1. Limited time only! Sign up for a free 30min personal tutor trial with Chegg Tutors
    Dismiss Notice
Dismiss Notice
Join Physics Forums Today!
The friendliest, high quality science and math community on the planet! Everyone who loves science is here!

Need ideas for high temperature sealed container.

  1. Jan 27, 2016 #1
    For my bachelor project, I am in need of an air tight (or very, very near air tight) container, which can withstand 750 C. My original thought was to have a steel container with a lid and gasket, but I was unable to find any gaskets that got anywhere near that.

    Does anyone know of a gasket material that will withstand that? Or have another idea as to how I can make an air tight container for this temperature? It will be sustained, likely 1-2 hours at a time, and will be about the size of a toaster. (just large enough for a crucible and some electrodes.

    Thank you in advance for any input!
  2. jcsd
  3. Jan 27, 2016 #2
    Why does the box need to be airtight? Would you be able to use something like a graphite box inside a glove box, or do you need a vacuum?
  4. Jan 27, 2016 #3
    It needs to be air tight as we will be monitoring a reaction inside, and measuring gas concentrations. So if it isnt tight, there will be gas exchange with the atmosphere, which will mess up all the measurements.
  5. Jan 27, 2016 #4


    User Avatar
    Science Advisor

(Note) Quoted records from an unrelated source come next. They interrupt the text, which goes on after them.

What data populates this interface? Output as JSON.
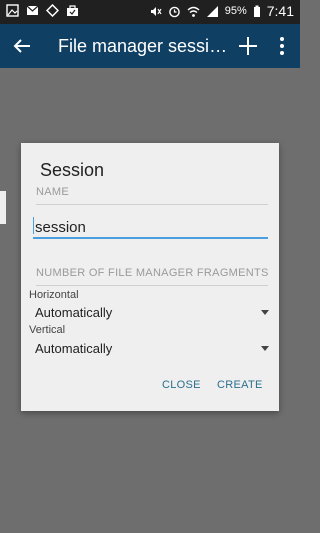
{
  "status_bar": {
    "battery": "95%",
    "time": "7:41"
  },
  "app_bar": {
    "title": "File manager sessio...",
    "icons": [
      "back-arrow-icon",
      "add-icon",
      "more-vert-icon"
    ]
  },
  "dialog": {
    "title": "Session",
    "name_section": "NAME",
    "name_value": "session",
    "fragments_section": "NUMBER OF FILE MANAGER FRAGMENTS",
    "horizontal_label": "Horizontal",
    "horizontal_value": "Automatically",
    "vertical_label": "Vertical",
    "vertical_value": "Automatically",
    "close_button": "CLOSE",
    "create_button": "CREATE"
  },
  "colors": {
    "status_bar": "#202020",
    "app_bar": "#0f3f63",
    "scrim": "#6e6e6e",
    "dialog": "#efefef",
    "accent": "#4a9fe0",
    "button_text": "#2a6f8c"
  }
}
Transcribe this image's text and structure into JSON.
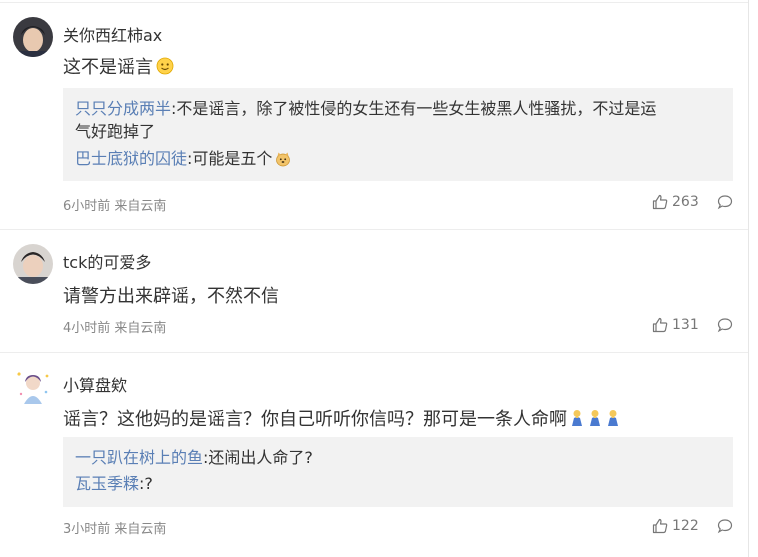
{
  "comments": [
    {
      "username": "关你西红柿ax",
      "text": "这不是谣言",
      "emoji": "smile-emoji",
      "replies": [
        {
          "name": "只只分成两半",
          "line1": ":不是谣言，除了被性侵的女生还有一些女生被黑人性骚扰，不过是运",
          "line2": "气好跑掉了"
        },
        {
          "name": "巴士底狱的囚徒",
          "line1": ":可能是五个",
          "emoji": "doge-emoji"
        }
      ],
      "meta": "6小时前 来自云南",
      "likes": "263"
    },
    {
      "username": "tck的可爱多",
      "text": "请警方出来辟谣，不然不信",
      "meta": "4小时前 来自云南",
      "likes": "131"
    },
    {
      "username": "小算盘欸",
      "text": "谣言？这他妈的是谣言？你自己听听你信吗？那可是一条人命啊",
      "emoji": "pray-emoji",
      "replies": [
        {
          "name": "一只趴在树上的鱼",
          "line1": ":还闹出人命了?"
        },
        {
          "name": "瓦玉季糅",
          "line1": ":?"
        }
      ],
      "meta": "3小时前 来自云南",
      "likes": "122"
    }
  ],
  "colors": {
    "reply_name": "#5a7fb5",
    "meta": "#888888",
    "reply_bg": "#f2f2f2"
  },
  "icons": {
    "like": "thumbs-up-icon",
    "reply": "comment-bubble-icon"
  }
}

    Usually people use metal-metal seals in cases like this. They are like elastomeric O-rings, but are made out of a soft metal that crushes when you seal the container. Here are some examples.
  6. Jan 27, 2016 #5
    Thanks, I will check into that. I was afraid that I would need to buy in a ton of the high temperature sealants, and then replace it after every experiment.
  7. Jan 27, 2016 #6
    I'd look into High heat Furnace cement or Kiln cement, those would be about the only things commercially available that would be anywhere close to meeting 750 c requirement. Fire proof plaster may be another or good old fashion natural clay. I know these things work on metal forges, whether or not if its (air tight), that I do not know.

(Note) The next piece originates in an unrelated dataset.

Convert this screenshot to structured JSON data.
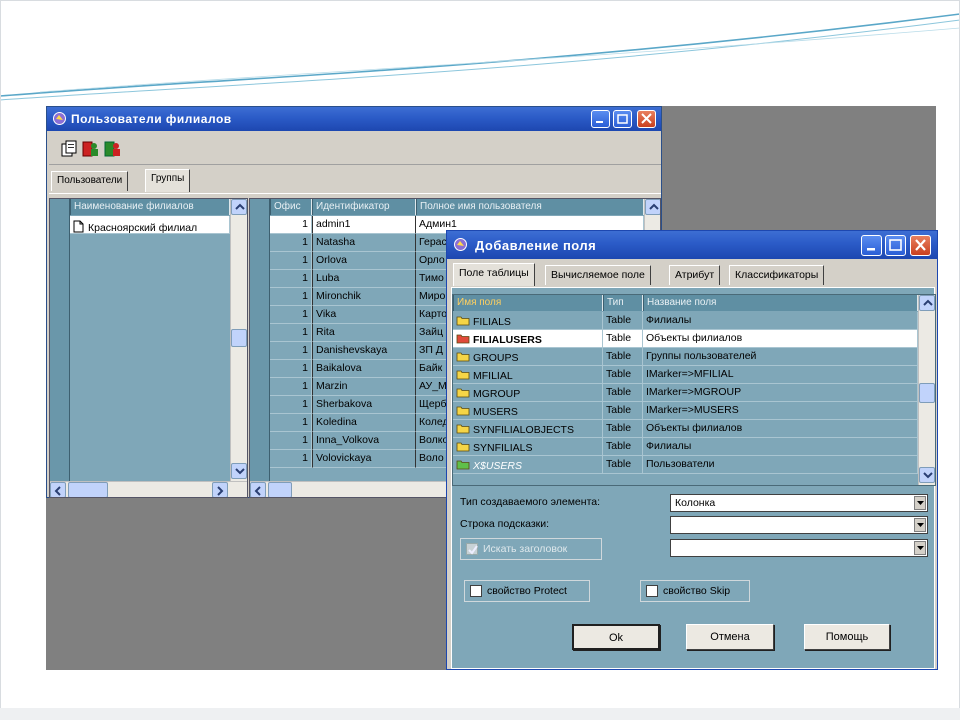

    Note after you seal this container you will have to break it open. So you will need a good supply of it if the project has to be repeatable. Good luck
  8. Jan 27, 2016 #7
    Metal may work, but if its a custom made box you will probably have to custom make the metal gasket, and the best would be probably 1/4 inch brass then the next would be 1/4 copper. Still not sure about how air tight you could make it.

    copper melting point 1085 c, brass melting point 930 c
  9. Jan 27, 2016 #8


    User Avatar
    Science Advisor

    I once worked on a vacuum system that had two stainless steel hemispheres with a metal seal between them made of a ring of aluminum wire which was crushed by clamps as you sealed the chamber. It maintained a vacuum of 10^-8 torr, so metal seals can be quite airtight. You had to discard the aluminum seal each time you opened the chamber.
  10. Jan 27, 2016 #9
    Yeah aluminum would be probably the softest but it melts around 660 c so it wouldn't be a good choice for this
  11. Jan 27, 2016 #10
    It will be a custom container, but since it isnt ordered yet, it should not be a problem to have it made to specs for metal seals. The plan was to use Hastelloy, and from what I have been seeing, the metal seals made great seals on steel.
  12. Jan 27, 2016 #11


    User Avatar

    Staff: Mentor

    You say air tight. How air tight? Will it be pressurized significantly?
  13. Jan 27, 2016 #12


    User Avatar

  14. Jan 27, 2016 #13


    User Avatar
    Staff Emeritus
    Science Advisor
    Homework Helper

    The gaskets used in IC engines between the cylinder block and cylinder heads are usually all metal.


    The metal in the gasket is thin enough to be stamped out of a plain sheet of material. You do have to design the container with sufficient clamping force so that the gasket will seal.
  15. Jan 28, 2016 #14
    There should be no significant pressure, as it will be heated with free flowing air, and then sealed once the crucible is added. Then there will be an input and output line for reaction gas flow.
Share this great discussion with others via Reddit, Google+, Twitter, or Facebook